Web page and app entries.
___
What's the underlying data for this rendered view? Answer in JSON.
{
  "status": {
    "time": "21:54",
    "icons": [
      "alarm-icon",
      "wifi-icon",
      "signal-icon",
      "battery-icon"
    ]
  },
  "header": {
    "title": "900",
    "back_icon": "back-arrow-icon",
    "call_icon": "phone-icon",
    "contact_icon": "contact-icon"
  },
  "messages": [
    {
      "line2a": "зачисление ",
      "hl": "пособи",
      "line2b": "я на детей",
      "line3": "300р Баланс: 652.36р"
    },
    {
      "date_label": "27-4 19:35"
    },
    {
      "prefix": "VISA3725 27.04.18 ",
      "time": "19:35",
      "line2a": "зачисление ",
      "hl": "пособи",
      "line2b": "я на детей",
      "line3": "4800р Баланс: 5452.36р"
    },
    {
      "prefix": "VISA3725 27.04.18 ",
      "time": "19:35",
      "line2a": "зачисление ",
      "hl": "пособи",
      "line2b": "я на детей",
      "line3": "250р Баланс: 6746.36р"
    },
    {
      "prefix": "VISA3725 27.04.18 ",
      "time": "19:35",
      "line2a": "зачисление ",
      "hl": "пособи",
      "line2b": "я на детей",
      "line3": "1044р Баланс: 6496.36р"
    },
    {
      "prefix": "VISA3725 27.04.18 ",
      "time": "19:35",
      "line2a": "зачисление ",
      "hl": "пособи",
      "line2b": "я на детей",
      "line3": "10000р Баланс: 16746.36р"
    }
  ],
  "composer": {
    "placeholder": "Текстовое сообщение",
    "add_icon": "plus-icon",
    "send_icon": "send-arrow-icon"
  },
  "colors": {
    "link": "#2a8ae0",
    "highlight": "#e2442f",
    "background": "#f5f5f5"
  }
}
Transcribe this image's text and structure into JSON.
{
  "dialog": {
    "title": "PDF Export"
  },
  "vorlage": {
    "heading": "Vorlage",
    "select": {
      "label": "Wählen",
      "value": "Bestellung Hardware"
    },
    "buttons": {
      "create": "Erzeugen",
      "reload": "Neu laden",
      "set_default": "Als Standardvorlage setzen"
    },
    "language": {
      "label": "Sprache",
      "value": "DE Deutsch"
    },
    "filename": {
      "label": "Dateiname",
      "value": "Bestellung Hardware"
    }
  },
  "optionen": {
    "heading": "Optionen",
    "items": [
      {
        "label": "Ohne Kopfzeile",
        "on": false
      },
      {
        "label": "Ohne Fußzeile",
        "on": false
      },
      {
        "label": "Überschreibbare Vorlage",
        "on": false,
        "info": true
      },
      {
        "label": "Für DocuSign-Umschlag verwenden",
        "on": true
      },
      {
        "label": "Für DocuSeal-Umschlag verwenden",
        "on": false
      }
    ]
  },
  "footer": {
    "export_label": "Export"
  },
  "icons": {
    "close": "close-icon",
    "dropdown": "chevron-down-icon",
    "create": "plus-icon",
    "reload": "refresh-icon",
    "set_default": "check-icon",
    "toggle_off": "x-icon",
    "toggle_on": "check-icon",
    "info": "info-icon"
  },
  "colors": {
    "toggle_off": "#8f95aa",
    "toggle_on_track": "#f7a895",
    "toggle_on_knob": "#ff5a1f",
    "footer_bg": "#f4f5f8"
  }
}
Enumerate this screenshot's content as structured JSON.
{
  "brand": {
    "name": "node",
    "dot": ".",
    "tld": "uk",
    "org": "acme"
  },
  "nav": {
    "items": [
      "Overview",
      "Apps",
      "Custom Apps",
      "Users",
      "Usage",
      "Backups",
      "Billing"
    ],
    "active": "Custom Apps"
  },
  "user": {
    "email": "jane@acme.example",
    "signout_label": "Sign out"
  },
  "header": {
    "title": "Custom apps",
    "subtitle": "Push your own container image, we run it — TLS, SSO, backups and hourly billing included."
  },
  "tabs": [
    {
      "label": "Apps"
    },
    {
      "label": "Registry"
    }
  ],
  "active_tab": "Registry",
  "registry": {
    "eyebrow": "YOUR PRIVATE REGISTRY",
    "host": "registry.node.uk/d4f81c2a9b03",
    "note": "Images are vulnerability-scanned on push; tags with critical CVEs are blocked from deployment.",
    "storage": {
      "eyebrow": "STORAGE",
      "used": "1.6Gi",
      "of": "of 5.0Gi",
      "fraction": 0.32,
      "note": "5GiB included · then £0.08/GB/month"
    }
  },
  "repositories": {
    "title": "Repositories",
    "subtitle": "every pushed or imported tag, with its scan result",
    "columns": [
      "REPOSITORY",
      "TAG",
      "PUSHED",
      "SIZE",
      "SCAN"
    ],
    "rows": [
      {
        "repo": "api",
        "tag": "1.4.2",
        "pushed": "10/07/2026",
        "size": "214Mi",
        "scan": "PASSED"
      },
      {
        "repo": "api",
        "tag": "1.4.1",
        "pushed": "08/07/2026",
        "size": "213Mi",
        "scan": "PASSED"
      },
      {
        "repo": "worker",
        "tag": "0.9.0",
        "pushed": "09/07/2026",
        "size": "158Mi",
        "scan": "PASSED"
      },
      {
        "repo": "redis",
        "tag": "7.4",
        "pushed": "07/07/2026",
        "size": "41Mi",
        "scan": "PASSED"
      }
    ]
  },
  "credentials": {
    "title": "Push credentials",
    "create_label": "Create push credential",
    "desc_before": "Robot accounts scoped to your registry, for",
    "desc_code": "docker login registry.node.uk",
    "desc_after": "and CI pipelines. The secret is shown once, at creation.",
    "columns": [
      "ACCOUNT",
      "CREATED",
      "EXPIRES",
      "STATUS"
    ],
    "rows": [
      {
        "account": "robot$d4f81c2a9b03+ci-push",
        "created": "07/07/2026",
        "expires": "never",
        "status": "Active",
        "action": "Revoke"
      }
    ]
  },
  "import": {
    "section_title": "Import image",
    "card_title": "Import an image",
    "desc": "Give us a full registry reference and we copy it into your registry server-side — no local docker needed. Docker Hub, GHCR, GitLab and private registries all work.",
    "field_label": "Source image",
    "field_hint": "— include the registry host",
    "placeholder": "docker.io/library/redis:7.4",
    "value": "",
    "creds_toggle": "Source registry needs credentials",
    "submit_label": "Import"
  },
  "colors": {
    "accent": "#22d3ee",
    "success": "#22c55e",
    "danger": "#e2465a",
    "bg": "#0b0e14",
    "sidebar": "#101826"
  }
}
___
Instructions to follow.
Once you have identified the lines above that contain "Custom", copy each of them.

Written answer.
      "Custom Apps",
    "active": "Custom Apps"
    "title": "Custom apps",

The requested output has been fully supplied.